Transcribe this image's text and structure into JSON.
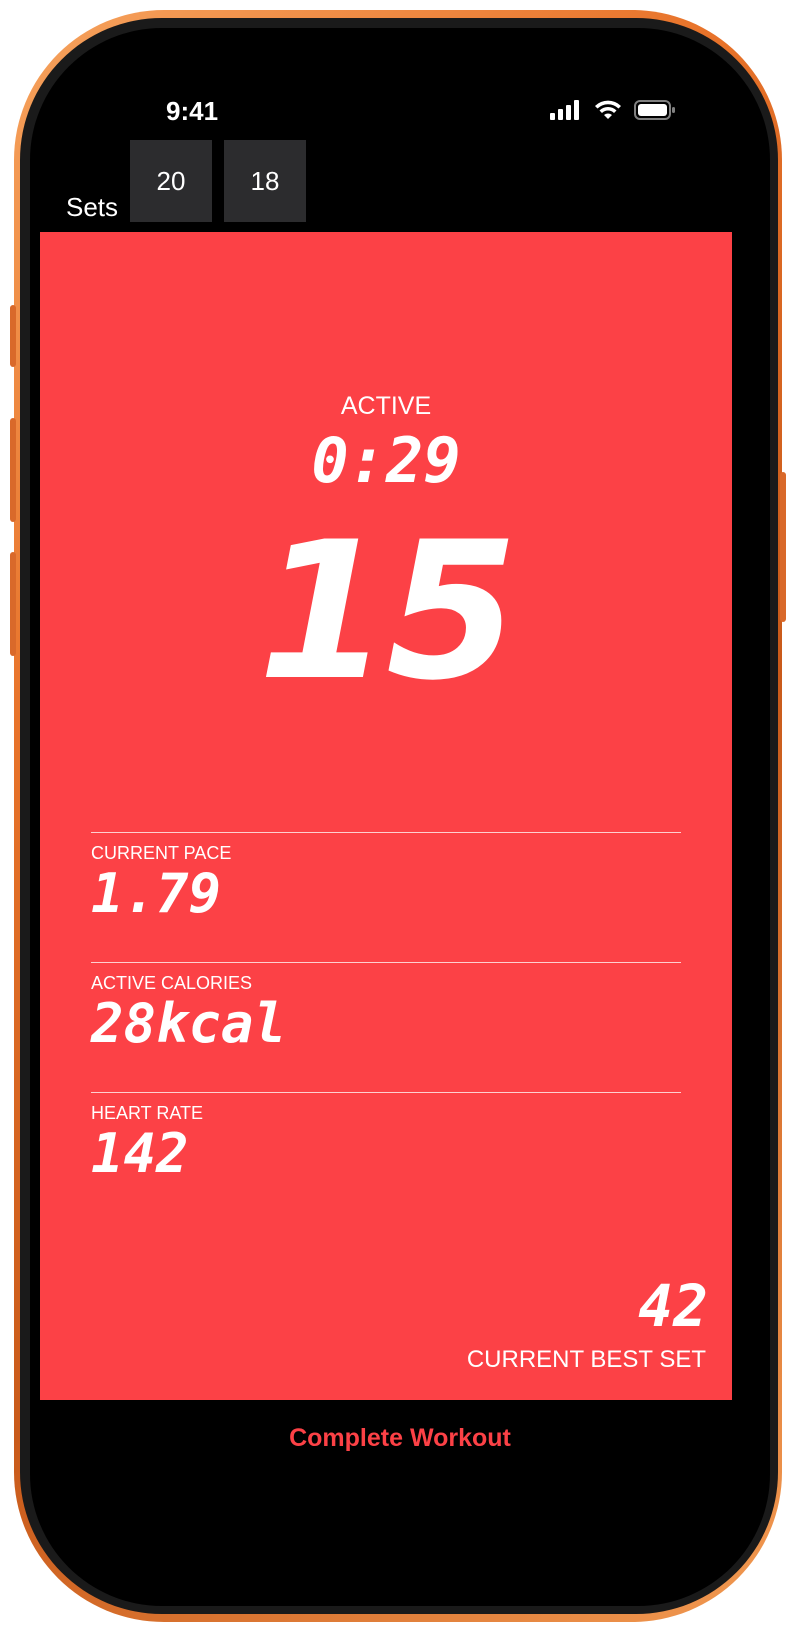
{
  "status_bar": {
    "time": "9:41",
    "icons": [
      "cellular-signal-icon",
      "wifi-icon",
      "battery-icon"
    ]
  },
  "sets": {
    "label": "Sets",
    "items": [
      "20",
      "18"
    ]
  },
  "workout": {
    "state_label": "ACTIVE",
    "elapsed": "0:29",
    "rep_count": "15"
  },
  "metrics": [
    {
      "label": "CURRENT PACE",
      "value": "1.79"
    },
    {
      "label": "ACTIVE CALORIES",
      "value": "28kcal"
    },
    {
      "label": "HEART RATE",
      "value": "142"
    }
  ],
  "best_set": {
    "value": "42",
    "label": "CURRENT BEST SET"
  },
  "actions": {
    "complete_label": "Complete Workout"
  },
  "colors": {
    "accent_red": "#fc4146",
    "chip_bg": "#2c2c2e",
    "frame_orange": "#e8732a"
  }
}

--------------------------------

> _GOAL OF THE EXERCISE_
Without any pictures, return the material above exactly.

> _WRITTEN RESPONSE_
Transcribe this image's text and structure into JSON.
{
  "status_bar": {
    "time": "9:41",
    "icons": [
      "cellular-signal-icon",
      "wifi-icon",
      "battery-icon"
    ]
  },
  "sets": {
    "label": "Sets",
    "items": [
      "20",
      "18"
    ]
  },
  "workout": {
    "state_label": "ACTIVE",
    "elapsed": "0:29",
    "rep_count": "15"
  },
  "metrics": [
    {
      "label": "CURRENT PACE",
      "value": "1.79"
    },
    {
      "label": "ACTIVE CALORIES",
      "value": "28kcal"
    },
    {
      "label": "HEART RATE",
      "value": "142"
    }
  ],
  "best_set": {
    "value": "42",
    "label": "CURRENT BEST SET"
  },
  "actions": {
    "complete_label": "Complete Workout"
  },
  "colors": {
    "accent_red": "#fc4146",
    "chip_bg": "#2c2c2e",
    "frame_orange": "#e8732a"
  }
}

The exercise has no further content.